The existence of an earlier wife and a half sister abandoned in China was no secret, either.
Mr. Fuller kept a family scrapbook that his children in San Francisco recall had a photograph of Marjorie as a 3-year-old with a Dutch cut hairstyle, straight bangs across her forehead.
A father's 'predicament'
"It was no secret,' said William Fuller, now 65, who would be Marjorie's half brother. "I'm sure my father had a lot of love for his daughter. He was in a predicament and there was not much he could do in the circumstances."
Shaken by Mr. Fuller's abandonment in the 1930s, the first Mrs. Fuller sued for divorce. Eventually, she and her daughter obtained passports from the Chinese Kuomintang government that ruled in the 1930s and 1940s.
Held by old Shanghai's fading glow, Miss Fuller and her mother never thought to leave the port after World War II ended and China's civil war raged on. It was still a time of gaiety and frivolity among White Russians, European aristocrats and gallant U.S. Marines who had long dominated the city's social swirl.
And end to the gaiety
Even after Mao Tse-tung's Communists thundered out of the hinterland to defeat the corrupt Kuomintang government, the woman and her daughter stayed on, naively believing life would go on unchanged.
'We never thought that Mao Tse-tung was a disciple of Lenin and Stalin. We never believed he was really a Communist,' Miss Fuller said.
In the late 1950s, Mao embarked on a series of radical and disastrous steps to collectivize the economy and regiment society. The problem with the Fullers and others like them in Shanghai was that they didn't fit in to any category.
If they had had foreign passports, they could have simply been expelled from China, as were many foreigners when Mao launched his purification program. Had they been Chinese, they would have been made to fit into society. But they were labeled "stateless Americans" by the authorities and arrested, and their Kuomintang passports torn up. They were put in a work camp near Shanghai.
'Swallowed by the dragon'
Even in captivity, Miss Fuller and her mother did not fit in. They weren't forced to study Mao's ideology, unlike Chinese prisoners. Although most possessions were confiscated, they were allowed to keep personal effects, such as her mother's fur coat.
And until she lost them -- or they were stolen by the nursing home staff -- Miss Fuller still had her mother's platinum wedding ring and father's silver christening spoon.

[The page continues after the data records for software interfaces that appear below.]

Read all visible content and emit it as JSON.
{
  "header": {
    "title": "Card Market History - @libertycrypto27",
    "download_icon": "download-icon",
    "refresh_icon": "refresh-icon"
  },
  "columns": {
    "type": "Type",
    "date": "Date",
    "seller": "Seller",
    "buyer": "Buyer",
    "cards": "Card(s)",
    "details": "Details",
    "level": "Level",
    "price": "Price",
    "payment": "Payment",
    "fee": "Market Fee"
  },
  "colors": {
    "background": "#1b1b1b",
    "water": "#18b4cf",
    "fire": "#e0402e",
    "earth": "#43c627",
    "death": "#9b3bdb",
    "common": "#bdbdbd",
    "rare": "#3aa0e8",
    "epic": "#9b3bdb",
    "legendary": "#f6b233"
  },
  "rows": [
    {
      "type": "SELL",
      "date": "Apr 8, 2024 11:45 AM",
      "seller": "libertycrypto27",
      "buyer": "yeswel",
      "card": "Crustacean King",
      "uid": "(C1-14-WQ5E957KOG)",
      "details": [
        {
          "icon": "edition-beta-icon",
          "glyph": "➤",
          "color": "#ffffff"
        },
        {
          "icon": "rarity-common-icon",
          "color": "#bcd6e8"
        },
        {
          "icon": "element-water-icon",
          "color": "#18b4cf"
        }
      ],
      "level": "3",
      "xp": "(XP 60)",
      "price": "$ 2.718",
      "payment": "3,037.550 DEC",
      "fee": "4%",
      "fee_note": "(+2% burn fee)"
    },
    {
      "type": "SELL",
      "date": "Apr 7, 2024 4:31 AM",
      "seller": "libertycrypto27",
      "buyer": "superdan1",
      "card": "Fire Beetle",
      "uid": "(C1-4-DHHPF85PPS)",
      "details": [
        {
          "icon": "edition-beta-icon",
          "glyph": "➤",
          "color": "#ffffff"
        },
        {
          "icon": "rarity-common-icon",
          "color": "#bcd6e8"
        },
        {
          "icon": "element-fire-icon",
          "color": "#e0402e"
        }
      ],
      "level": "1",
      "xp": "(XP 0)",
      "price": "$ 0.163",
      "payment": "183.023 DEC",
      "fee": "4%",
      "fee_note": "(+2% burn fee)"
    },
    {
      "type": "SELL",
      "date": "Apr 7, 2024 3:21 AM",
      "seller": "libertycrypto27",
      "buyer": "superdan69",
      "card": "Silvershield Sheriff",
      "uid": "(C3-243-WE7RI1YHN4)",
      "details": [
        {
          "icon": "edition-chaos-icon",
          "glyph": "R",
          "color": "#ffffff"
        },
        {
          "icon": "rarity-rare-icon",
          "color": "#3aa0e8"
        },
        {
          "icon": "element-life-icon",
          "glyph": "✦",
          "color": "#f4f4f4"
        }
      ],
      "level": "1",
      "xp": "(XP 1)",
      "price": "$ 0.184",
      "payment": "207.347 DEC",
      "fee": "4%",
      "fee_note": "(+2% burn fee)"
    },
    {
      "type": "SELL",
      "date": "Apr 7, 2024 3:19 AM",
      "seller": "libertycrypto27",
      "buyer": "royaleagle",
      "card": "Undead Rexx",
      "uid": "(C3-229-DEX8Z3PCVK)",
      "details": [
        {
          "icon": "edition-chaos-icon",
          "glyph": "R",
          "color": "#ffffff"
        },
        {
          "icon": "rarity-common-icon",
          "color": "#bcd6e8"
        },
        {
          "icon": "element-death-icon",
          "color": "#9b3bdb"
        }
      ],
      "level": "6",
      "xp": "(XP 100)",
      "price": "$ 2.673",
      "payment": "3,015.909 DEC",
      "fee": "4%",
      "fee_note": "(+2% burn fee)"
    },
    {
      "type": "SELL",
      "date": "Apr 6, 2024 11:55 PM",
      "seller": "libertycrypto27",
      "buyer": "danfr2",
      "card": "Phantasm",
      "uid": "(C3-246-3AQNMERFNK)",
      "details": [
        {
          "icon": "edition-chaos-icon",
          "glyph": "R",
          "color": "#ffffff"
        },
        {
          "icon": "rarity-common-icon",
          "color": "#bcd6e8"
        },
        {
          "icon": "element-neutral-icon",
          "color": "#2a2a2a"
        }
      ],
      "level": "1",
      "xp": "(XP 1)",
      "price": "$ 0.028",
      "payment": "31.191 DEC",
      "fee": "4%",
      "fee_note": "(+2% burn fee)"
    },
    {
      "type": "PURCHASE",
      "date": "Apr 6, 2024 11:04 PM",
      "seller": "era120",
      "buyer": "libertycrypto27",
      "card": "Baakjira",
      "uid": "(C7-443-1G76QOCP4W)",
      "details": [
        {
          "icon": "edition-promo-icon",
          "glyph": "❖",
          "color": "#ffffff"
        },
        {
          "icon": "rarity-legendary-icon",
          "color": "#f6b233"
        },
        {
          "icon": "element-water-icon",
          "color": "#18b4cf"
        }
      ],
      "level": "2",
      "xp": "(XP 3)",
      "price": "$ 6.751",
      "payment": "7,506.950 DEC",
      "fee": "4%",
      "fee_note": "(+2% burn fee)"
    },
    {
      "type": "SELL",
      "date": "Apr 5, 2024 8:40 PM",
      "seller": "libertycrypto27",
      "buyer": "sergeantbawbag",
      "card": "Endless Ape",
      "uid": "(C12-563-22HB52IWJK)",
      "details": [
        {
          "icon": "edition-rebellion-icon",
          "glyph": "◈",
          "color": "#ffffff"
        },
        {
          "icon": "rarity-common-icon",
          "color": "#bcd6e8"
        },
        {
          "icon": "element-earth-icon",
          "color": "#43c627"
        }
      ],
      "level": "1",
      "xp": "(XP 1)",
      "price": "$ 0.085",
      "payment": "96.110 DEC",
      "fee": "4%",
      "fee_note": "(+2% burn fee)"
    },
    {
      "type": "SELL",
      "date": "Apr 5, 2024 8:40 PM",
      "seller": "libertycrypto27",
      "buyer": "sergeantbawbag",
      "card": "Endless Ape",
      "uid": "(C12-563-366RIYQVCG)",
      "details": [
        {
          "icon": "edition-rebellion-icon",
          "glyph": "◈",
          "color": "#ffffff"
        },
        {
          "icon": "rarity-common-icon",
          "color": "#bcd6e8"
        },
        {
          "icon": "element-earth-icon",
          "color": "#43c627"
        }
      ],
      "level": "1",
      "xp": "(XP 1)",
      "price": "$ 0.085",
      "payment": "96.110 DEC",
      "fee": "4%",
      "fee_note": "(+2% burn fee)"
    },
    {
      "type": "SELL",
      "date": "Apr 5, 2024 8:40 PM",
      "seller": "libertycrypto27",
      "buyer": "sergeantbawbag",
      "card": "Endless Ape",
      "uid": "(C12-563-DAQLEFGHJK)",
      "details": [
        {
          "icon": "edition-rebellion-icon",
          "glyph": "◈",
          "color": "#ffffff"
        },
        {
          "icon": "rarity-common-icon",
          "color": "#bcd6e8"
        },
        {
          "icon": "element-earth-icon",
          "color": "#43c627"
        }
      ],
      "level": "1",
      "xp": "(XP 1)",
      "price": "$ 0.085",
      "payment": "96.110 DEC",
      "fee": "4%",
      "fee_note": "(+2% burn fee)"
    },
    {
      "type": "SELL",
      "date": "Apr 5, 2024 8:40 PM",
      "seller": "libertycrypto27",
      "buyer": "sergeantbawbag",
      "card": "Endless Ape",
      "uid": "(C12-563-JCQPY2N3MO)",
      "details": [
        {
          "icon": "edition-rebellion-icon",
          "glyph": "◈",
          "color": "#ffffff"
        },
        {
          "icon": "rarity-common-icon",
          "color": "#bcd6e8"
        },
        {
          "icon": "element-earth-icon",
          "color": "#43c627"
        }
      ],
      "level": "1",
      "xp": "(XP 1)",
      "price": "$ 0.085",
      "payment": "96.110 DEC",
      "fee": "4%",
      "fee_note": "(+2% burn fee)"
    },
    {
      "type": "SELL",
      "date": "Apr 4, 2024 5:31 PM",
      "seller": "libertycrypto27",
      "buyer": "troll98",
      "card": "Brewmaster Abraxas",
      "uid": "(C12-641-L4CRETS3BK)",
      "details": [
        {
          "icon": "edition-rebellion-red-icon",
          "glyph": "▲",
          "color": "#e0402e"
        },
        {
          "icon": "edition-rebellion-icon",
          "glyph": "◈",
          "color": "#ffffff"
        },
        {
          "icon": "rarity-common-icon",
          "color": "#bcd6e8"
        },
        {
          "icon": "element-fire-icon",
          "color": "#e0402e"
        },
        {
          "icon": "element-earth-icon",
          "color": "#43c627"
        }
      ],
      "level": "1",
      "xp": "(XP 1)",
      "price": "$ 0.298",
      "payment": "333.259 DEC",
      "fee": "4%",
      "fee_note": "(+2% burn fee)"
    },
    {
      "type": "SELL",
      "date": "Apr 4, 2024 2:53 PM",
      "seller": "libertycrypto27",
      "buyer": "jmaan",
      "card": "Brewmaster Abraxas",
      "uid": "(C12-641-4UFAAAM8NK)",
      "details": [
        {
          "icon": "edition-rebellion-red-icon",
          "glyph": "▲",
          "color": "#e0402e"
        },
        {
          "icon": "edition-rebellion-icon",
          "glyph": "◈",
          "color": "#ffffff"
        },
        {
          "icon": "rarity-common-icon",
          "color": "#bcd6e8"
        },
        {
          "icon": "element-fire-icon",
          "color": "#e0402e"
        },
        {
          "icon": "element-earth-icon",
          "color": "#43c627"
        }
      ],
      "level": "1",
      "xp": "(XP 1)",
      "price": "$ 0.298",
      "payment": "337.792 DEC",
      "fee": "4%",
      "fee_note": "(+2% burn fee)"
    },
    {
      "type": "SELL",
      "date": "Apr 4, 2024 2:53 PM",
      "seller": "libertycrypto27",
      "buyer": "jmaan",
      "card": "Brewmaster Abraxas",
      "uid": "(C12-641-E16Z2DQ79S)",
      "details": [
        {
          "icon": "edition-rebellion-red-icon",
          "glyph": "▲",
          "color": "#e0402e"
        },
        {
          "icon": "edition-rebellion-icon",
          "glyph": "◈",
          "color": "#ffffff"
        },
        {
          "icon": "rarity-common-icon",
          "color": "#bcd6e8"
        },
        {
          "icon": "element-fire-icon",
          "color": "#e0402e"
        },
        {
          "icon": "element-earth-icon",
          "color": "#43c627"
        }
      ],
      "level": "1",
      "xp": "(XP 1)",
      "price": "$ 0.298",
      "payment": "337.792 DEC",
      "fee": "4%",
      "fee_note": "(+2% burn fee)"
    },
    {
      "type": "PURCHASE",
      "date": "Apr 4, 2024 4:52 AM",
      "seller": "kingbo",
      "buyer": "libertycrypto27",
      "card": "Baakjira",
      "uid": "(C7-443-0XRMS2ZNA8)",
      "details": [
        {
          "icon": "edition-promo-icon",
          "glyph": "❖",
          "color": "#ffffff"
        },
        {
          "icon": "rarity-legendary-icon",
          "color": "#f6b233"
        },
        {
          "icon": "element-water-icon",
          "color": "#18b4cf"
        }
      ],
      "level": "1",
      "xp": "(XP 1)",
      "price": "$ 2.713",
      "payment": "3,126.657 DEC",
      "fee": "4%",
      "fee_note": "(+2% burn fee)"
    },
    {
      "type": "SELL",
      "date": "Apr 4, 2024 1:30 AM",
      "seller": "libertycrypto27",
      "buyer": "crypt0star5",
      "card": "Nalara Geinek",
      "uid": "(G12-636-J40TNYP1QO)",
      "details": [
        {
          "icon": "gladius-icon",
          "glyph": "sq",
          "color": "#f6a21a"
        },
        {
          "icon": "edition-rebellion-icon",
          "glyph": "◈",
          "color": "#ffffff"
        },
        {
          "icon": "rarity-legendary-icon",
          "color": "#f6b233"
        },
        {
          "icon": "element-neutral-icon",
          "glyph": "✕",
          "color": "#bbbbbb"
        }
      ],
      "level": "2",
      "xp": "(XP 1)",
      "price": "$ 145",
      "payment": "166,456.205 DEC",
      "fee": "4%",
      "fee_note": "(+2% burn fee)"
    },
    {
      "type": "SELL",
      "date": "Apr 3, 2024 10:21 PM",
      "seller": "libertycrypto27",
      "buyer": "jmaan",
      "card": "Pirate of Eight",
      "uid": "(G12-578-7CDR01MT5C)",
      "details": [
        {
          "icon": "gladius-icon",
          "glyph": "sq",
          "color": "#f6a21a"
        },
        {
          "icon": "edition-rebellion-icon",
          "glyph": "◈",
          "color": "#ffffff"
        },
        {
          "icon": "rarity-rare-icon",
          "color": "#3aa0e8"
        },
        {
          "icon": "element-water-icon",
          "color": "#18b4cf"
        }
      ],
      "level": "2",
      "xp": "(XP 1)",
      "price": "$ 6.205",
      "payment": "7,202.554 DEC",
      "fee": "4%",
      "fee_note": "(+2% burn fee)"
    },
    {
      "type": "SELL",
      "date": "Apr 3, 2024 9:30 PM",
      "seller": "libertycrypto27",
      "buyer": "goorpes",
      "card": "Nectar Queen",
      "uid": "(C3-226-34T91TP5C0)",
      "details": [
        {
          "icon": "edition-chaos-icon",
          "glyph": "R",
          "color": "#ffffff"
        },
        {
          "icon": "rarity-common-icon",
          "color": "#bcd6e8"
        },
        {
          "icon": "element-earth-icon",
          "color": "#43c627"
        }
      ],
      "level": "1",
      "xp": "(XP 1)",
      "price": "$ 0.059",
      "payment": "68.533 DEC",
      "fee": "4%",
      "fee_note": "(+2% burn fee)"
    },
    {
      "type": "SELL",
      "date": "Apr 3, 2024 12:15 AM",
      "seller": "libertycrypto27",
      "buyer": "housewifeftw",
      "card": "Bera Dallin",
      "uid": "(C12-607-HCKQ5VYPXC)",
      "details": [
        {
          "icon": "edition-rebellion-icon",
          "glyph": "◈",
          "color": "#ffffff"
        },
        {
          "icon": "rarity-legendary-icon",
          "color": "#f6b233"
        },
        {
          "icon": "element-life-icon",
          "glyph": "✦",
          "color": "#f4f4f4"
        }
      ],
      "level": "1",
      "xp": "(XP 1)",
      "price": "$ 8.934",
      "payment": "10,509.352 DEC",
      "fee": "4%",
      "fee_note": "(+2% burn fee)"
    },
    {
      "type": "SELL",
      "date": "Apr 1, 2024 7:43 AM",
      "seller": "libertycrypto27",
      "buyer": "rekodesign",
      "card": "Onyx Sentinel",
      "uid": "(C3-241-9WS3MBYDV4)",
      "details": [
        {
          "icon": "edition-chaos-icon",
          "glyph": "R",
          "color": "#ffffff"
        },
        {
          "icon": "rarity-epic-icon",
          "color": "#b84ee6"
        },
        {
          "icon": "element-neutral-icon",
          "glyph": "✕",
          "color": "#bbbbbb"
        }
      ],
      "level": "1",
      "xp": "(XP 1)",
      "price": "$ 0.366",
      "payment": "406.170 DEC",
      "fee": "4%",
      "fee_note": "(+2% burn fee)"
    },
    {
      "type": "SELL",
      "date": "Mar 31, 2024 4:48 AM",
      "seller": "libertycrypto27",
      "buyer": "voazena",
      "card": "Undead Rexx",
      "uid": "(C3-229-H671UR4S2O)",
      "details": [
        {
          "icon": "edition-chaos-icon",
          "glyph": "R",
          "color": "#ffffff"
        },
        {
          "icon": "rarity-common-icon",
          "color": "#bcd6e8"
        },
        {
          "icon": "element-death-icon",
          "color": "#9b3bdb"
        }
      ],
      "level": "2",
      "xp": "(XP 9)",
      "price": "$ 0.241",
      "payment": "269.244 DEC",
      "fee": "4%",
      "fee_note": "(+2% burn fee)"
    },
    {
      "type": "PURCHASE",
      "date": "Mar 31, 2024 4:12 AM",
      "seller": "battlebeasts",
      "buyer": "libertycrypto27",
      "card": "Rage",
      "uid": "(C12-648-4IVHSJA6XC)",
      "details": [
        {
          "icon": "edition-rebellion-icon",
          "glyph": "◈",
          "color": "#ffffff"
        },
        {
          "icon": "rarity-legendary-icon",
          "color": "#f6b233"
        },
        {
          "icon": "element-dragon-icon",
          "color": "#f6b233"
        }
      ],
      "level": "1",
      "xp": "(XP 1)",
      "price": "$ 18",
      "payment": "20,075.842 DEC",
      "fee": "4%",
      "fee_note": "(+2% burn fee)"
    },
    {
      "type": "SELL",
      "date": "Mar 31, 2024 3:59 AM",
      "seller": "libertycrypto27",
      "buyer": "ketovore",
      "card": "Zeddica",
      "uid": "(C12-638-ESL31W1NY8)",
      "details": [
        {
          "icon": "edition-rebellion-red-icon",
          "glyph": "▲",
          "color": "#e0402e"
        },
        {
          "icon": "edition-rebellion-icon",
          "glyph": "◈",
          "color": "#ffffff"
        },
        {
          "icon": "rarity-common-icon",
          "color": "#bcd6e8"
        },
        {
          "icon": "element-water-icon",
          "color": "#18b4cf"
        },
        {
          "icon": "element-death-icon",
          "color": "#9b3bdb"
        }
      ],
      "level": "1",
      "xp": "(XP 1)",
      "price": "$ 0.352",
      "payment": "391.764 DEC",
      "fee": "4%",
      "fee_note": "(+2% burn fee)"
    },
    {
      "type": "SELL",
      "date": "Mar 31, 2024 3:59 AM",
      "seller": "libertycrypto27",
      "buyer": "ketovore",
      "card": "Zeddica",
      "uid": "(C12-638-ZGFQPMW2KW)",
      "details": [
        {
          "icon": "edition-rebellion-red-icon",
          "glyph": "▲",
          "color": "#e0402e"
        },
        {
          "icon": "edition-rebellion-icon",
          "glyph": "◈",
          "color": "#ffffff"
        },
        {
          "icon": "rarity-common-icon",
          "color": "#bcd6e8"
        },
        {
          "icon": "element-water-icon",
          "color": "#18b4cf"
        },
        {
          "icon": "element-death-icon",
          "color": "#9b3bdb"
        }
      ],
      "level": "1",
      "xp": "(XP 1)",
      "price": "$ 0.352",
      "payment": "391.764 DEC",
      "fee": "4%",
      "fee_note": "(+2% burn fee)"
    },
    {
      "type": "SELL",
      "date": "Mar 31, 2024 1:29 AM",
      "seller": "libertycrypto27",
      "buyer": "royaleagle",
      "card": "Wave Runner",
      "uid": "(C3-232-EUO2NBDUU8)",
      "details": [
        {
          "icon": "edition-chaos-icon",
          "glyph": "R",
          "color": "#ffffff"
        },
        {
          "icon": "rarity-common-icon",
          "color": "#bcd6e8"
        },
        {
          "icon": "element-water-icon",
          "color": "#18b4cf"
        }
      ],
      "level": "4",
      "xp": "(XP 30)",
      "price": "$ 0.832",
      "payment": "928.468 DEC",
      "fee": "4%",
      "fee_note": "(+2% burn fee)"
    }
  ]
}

"We were swallowed up by the dragon," Miss Fuller says.
After the death of Mao and the cautious reopening of China, Miss Fuller and other imprisoned foreigners were transferred to Harbin in 1981 where they lived in a retirement home for stateless foreigners, among them White Russians and a few Koreans and Japanese.
With the changing times, the Fullers also thought they might be able to leave. They applied for a passport in 1981.
But the U.S. bureaucracy did them in.
Mr. Fuller had never been to the United States before Marjorie was born. He was a legitimate U.S. citizen, but born of U.S. citizens abroad. Under immigration rules at that time, her father would have to have lived in the United States for her to be eligible for citizenship.
No sanctuary in U.S.
The fact that her mother was married to a U.S. citizen and had a passport was equally irrelevant under the old laws. She became a citizen only through her husband and likewise had never been to the United States. In addition, the old laws only allowed citizenship to be transferred through the father.
The only way she could regain her U.S. citizenship would be for Congress to pass a private bill issuing her a passport. Even then, however, it would be unclear how she would survive in the United States, a country she has never visited.
Her father's children in San Francisco are old themselves. Once or twice there were attempts to help their father's first wife and their half sister. William Fuller tried to arrange to send his half sister money, but nothing ever quite worked out.
Now they are all old strangers.
"We're all elderly now," says William Fuller. "There's really no future for us.
"No matter where you live, if you're ill and a certain age there's not much that can be done," he said. "I don't see any point in getting her out. I don't see where this environment would be any better."